 Nelta Edwards, “Nuclear Colonialism and the Social Construction of Landscape in Alaska,” Environmental Justice 4, no. 2 (2011): 109-114


 Danielle Endres, “The Rhetoric of Nuclear Colonialism: Rhetorical Exclusion of American Indian Arguments in the Yucca Mountain Nuclear Waste Siting Decision,” Communication and Critical/Cultural Studies 6 (2009): 39-60. 


Ronan Farrow and Rich McHugh, “Welcome to ‘the Most Toxic Place in America,’” NBC News, 29 November 2016. 

John M. Findlay and Bruce William Hevly, Atomic Frontier Days: Hanford and the American West (Seattle: Center for the Study of the Pacific Northwest in association with University of Washington Press, 2011).

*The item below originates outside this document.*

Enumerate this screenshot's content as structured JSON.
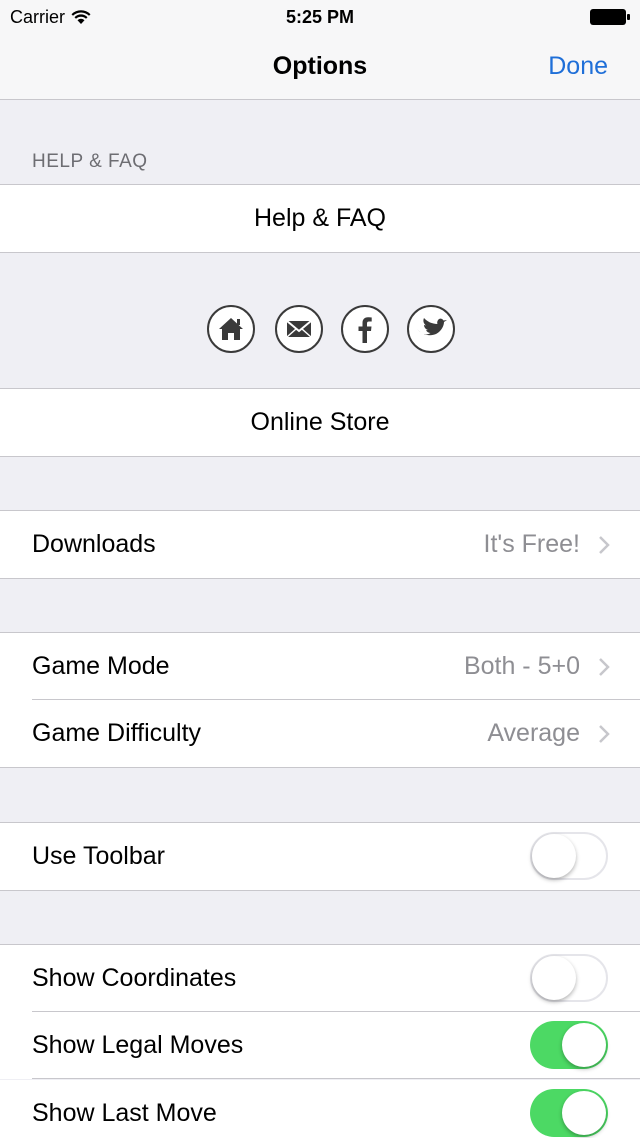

Sarah Alisabeth Fox, Downwind: A People’s History of the Nuclear West (Lincoln: University of Nebraska Press, 2014), 223-224.


Roy E. Gephart, “A short history of waste management at the Hanford Site,” Physics and Chemistry of the Earth 35 (2010): 298-306. 


Donald A. Grinde and Bruce E. Johansen, Ecocide of Native America: Environmental Destruction of Indian Lands and Peoples (Sante Fe, NM: Clear Light Publishers, 1995)


Barbara Harper, Anna Harding, Stuart Harris, and Patricia Berger, “Subsistence Exposure Scenarios for Tribal Applications,” Human Ecological Risk Assessment 18, no. 4 (2012): 810-831. 


Ryan Holifield, “Environmental Justice as Recognition and Participation in Risk Assessment Negotiating and Translating Health Risk at a Superfund Site in Indian Country,” Annals of the Association of American Geographers 102, no. 3 (2012): 593. 


Eugene S. Hunn, NCH’I WANA, the Big River: Mid-Columbia People and Their Land (Seattle: University of Washington Press, 1991),

Robert Jacobs, "Nuclear Conquistadors: Military Colonialism in Nuclear Test Site Selection during the Cold War," Asian Journal of Peacebuilding 1, no. 2 (2013): 157-177.


Barbara Rose Johnston, ed., Half-Lives & Half-Truths: Confronting the Radioactive Legacies of the Cold War (Sante Fe, NM: School for Advanced Research Press, 2007).


William J. Kinsella, “Nuclear Boundaries: Material and Discursive Containment at the Hanford Nuclear Reservation,” Science as Culture 10, no. 2 (2001): 163-194


Valerie L. Kuletz, The Tainted Desert: Environmental and Social Ruin in the American West (New York: Routledge, 2016), 13, 14. 


Winona LaDuke, All Our Relations: Native Struggles for Land and Life (Boston: South End Press, 1999); 


Edward Liebow, “Hanford, Tribal Risks, and Public Health in an Era of Forced Federalism,” in Half-Lives & Half-Truths: Confronting the Radioactive Legacies of the Cold War, edited by Barbara Rose Johnston (Sante Fe, NM: School for Advanced Research Press, 2007), 148-160


James Pasley, “Inside America's most toxic nuclear waste dump, where 56 million gallons of buried radioactive sludge are leaking into the earth,” Business Insider, 23 September 2019


Lynn A. Robbins, “The Participation of Sahaptin-Speaking Native Americans in the Hanford Site Cultural Resource Management Plan,” Environmental History Review, 14, no. 1/2 (1990): 120-122. 


Voices of the Manhattan Project: Oral histories from Russell Jim (Yakama), Veronica Taylor (Nez Perce), Rex Buck (Wanapum), and Gabriel Bohnee (Nez Perce) and an interview with  Colonel Franklin Matthias’s Interview (1986).


Deward E. Walker Jr. and Lawrence W. Pritchard, “Estimated Radiation Doses to Yakama Tribal Fishermen: A Test Application of the Columbia River Dosimetry Model Developed for the Hanford Environmental Dose Reconstruction Project” (Boulder, CO: Walker Research Group, Ltd., 1999)